■ Directions for this task ■
For the records that follow, give the number of lines in which the word "icon" occurs, with nothing added.
───── Entries supplied
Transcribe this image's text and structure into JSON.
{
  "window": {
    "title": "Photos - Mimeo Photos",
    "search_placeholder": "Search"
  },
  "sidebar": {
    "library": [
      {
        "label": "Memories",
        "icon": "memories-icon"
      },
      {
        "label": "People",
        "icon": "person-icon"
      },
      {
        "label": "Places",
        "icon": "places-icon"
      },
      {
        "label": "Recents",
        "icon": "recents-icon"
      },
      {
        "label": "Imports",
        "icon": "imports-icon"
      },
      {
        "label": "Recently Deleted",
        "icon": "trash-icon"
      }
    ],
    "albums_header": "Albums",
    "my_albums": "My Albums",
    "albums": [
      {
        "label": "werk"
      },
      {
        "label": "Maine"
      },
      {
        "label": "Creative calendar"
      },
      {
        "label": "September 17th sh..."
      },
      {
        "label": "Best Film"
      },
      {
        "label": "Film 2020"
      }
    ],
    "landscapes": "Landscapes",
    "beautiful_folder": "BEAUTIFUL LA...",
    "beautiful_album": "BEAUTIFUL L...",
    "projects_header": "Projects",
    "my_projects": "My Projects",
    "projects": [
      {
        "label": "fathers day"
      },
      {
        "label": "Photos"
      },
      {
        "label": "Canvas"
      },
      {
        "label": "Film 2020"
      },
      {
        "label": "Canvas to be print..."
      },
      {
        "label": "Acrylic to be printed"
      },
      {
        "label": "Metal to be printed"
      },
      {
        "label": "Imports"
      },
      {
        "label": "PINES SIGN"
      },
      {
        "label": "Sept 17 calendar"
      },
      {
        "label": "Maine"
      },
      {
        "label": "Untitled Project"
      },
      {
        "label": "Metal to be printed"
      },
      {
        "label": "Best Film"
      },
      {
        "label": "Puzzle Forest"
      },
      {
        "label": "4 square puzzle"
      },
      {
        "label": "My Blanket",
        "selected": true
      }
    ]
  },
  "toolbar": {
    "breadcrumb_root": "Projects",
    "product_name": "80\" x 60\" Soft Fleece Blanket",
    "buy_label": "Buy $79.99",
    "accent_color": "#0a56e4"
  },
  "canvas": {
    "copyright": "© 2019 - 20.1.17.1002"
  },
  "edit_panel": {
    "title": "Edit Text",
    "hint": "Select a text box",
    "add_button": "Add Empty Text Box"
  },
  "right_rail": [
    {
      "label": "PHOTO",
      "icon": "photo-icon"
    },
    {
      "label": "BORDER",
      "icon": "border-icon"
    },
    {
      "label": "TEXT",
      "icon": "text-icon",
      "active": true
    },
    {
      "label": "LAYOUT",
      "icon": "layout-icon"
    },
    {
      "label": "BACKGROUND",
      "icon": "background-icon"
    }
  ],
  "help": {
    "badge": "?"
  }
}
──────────
■ Exercise output ■
11